The US Environmental Protection Agency (USEPA) is the primary federal agency responsible for promulgating regulations and policies to protect people and the environment from ionizing radiation. Currently, the USEPA uses the linear no-threshold (LNT) model to estimate cancer risks and determine cleanup levels in radiologically contaminated environments. The LNT model implies that there is no safe dose of ionizing radiation; however, adverse effects from low dose, low-dose rate (LDDR) exposures are not detectable. This article (1) provides the scientific basis for discontinuing use of the LNT model in LDDR radiation environments, (2) shows that there is no scientific consensus for using the LNT model, (3) identifies USEPA reliance on outdated scientific information, and (4) identifies regulatory reliance on incomplete evaluations of recent data contradicting the LNT. It is the time to reconsider the use of the LNT model in LDDR radiation environments.

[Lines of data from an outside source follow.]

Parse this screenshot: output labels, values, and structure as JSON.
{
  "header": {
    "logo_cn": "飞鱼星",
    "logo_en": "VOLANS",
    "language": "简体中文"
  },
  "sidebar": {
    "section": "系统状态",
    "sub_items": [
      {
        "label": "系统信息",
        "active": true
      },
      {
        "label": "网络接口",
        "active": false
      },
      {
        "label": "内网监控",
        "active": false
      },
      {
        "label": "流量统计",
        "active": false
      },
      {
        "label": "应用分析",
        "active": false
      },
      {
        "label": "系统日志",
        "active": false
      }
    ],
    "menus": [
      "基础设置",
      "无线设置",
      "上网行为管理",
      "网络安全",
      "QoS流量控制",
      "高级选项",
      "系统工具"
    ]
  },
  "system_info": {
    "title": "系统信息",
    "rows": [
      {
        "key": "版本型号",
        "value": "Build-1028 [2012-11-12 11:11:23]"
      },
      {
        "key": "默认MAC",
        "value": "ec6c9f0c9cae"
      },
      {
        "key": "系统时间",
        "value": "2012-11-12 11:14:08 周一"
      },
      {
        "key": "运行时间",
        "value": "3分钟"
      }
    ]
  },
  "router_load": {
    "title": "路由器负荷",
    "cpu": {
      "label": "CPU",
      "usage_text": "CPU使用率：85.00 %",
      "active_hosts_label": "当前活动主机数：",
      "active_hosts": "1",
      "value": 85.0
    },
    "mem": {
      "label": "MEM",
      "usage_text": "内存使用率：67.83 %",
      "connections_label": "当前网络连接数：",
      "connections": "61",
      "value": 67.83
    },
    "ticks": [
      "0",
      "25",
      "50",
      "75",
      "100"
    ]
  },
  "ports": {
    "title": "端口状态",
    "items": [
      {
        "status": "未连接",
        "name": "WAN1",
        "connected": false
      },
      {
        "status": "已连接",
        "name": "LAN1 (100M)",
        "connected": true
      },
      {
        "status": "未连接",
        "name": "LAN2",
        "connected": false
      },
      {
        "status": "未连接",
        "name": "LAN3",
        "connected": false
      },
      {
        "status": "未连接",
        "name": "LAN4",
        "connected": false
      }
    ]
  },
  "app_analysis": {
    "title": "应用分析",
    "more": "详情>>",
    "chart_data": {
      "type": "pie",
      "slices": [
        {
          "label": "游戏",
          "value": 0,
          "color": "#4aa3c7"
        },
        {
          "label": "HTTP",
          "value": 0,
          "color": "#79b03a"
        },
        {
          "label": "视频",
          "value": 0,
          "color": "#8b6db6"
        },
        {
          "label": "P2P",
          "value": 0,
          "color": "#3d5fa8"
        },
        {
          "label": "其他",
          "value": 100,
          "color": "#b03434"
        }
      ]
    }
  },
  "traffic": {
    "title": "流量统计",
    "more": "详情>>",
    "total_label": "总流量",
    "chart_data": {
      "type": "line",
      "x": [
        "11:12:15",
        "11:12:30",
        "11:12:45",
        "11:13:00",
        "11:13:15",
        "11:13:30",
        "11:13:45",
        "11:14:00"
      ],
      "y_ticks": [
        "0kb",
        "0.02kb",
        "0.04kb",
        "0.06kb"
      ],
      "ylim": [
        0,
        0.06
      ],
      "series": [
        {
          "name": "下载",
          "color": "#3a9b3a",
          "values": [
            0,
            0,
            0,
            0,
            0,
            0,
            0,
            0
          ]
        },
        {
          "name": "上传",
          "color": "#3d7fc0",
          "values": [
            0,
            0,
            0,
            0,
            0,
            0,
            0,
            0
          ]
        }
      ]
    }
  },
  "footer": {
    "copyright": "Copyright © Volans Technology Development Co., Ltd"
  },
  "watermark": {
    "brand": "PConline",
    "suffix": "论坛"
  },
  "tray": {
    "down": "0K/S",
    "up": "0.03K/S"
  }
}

Incorporating the latest science into the regulatory process for risk assessment will (1) ensure science remains the foundation for decision making, (2) reduce unnecessary burdens of costly cleanups, (3) educate the public on the real effects of LDDR radiation exposures, and (4) harmonize government policies with the rest of the radiation scientific community.

Twitter Demographics

The data shown below were collected from the profiles of 106 tweeters who shared this research output. Click here to find out more about how the information was compiled.

Mendeley readers

The data shown below were compiled from readership statistics for 88 Mendeley readers of this research output. Click here to see the associated Mendeley record.

Geographical breakdown

Country Count As %
Unknown 88 100%

Demographic breakdown

Readers by professional status Count As %
Student > Master 14 16%
Researcher 10 11%
Student > Ph. D. Student 10 11%
Student > Bachelor 9 10%
Other 8 9%
Other 15 17%
Unknown 22 25%
Readers by discipline Count As %
Medicine and Dentistry 14 16%
Nursing and Health Professions 9 10%
Physics and Astronomy 6 7%
Chemistry 5 6%
Biochemistry, Genetics and Molecular Biology 4 5%
Other 19 22%
Unknown 31 35%

Attention Score in Context

This research output has an Altmetric Attention Score of 111. This is our high-level measure of the quality and quantity of online attention that it has received. This Attention Score, as well as the ranking and number of research outputs shown below, was calculated when the research output was last mentioned on 01 April 2023.
All research outputs
#345,073
of 23,957,596 outputs
Outputs from Dose-Response
#11
of 479 outputs
Outputs of similar age
#8,116
of 331,100 outputs
Outputs of similar age from Dose-Response
#2
of 17 outputs
Altmetric has tracked 23,957,596 research outputs across all sources so far. Compared to these this one has done particularly well and is in the 98th percentile: it's in the top 5% of all research outputs ever tracked by Altmetric.
So far Altmetric has tracked 479 research outputs from this source. They typically receive a lot more attention than average, with a mean Attention Score of 10.2. This one has done particularly well, scoring higher than 97% of its peers.
Older research outputs will score higher simply because they've had more time to accumulate mentions. To account for age we can compare this Altmetric Attention Score to the 331,100 tracked outputs that were published within six weeks on either side of this one in any source. This one has done particularly well, scoring higher than 97% of its contemporaries.
We're also able to compare this research output to 17 others from the same source and published within six weeks on either side of this one. This one has done particularly well, scoring higher than 94% of its contemporaries.